Eye Movement Desensitization and Reprocessing (EMDR) is a comprehensive, integrative psychotherapy approach. EMDR allows the brain to release trauma using elements of psychodynamic, cognitive behavioral, interpersonal, experiential, and body-centered therapies to maximize treatment effects.
EMDR is an information processing therapy and uses an eight phase approach to address the experiences and memories which contribute to the problems that a person is having.
- The past experiences that have set the groundwork for problems, conflicts, or distress.
- The current situations that trigger dysfunctional emotions, beliefs, and sensations.
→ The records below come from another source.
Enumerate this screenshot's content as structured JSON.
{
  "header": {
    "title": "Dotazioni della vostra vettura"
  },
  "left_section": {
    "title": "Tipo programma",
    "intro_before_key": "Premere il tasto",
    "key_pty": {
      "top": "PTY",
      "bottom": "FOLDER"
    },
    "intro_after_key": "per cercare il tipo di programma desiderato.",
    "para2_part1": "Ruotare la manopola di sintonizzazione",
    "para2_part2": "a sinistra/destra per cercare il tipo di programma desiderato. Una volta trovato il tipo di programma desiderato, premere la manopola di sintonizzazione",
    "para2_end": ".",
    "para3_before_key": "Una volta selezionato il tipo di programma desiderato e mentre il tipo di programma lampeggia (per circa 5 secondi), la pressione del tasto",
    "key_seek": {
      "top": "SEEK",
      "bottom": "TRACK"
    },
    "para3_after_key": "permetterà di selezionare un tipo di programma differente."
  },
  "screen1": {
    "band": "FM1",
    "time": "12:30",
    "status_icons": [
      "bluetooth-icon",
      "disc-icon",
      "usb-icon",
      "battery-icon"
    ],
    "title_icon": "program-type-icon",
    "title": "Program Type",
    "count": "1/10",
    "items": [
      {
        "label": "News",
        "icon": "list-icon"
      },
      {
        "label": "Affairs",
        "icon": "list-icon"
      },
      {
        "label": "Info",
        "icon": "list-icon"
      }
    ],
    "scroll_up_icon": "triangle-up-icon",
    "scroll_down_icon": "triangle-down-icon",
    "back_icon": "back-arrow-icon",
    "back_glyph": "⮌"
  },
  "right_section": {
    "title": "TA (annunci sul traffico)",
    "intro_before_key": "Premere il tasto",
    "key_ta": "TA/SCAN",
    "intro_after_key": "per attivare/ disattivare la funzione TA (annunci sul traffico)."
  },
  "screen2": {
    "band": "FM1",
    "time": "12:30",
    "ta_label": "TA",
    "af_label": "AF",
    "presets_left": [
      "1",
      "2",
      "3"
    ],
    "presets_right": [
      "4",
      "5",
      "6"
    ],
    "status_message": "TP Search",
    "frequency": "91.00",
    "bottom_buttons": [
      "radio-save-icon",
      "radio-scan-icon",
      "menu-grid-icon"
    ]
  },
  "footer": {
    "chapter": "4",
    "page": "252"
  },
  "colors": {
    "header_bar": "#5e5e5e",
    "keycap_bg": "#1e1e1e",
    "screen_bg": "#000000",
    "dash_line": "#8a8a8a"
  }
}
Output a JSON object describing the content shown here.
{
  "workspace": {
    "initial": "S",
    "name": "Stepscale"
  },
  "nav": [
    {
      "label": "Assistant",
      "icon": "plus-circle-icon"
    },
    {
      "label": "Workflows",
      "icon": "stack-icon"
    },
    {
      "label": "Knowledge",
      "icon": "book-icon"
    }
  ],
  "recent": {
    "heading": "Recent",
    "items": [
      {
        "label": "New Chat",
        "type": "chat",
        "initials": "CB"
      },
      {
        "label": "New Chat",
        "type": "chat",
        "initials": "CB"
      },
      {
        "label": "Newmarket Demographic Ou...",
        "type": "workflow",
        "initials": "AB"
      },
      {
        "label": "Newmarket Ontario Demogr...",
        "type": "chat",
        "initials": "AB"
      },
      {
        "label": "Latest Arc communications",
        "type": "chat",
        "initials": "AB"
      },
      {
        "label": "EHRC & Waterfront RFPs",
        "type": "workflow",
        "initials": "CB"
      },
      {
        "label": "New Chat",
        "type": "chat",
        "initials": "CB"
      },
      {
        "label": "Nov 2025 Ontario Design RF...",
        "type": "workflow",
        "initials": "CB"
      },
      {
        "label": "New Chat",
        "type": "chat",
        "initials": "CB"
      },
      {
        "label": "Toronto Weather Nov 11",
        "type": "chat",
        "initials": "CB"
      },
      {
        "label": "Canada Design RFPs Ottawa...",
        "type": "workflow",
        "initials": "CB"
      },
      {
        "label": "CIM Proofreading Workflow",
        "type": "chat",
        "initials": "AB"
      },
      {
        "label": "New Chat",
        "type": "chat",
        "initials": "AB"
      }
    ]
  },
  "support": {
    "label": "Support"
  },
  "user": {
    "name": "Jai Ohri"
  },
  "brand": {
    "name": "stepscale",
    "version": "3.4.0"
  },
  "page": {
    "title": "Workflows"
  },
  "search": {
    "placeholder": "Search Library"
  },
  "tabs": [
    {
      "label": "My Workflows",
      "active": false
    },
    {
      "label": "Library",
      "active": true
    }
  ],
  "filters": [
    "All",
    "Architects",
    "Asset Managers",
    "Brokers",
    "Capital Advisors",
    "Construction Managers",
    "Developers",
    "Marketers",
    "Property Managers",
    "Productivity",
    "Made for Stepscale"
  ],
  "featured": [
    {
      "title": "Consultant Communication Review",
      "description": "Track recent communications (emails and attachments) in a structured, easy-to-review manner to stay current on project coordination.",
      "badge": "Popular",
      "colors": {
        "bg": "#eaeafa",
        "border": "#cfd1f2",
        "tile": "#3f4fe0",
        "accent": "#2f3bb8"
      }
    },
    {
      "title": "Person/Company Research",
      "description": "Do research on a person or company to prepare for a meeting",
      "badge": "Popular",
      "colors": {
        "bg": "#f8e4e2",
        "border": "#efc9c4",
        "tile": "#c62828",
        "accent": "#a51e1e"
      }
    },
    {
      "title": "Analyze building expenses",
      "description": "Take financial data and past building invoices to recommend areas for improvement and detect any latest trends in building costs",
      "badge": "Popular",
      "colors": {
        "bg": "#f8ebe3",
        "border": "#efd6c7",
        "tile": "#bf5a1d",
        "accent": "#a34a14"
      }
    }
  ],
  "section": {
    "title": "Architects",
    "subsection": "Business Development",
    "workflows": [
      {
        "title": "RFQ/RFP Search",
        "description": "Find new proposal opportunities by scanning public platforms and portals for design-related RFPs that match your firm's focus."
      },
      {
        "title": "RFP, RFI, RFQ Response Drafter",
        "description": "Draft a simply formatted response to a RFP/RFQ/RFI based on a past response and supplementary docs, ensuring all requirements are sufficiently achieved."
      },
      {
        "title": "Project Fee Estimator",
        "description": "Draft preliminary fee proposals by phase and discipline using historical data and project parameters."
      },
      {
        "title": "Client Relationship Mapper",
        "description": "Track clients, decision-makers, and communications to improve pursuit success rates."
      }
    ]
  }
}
- The positive experiences needed to enhance future adaptive behaviors, mental health, and well-being.
During treatment, various procedures and protocols are used to address the entire clinical picture. One of the procedures used is "bilateral stimulation" using either bilateral eye movements, tones or taps. During this 'reprocessing' phase, clients generally experience the emergence of insight, changes in the relationships that they have with their memories, or new associations. The client, in effect, re-experiences memories but within the context and safety of the present.
EMDR is accepted as an effective treatment for trauma. It is now being used to treat depression, anxiety, and a variety of other clinical issues.
After EMDR processing, clients generally report that the emotional distress related to the memory has been eliminated, or greatly decreased, and that they have gained important cognitive insights. Importantly, these emotional and cognitive changes usually result in spontaneous behavioral and personal change, which are further enhanced with standard EMDR procedures.
EMDR is often brief, effective, and life-changing.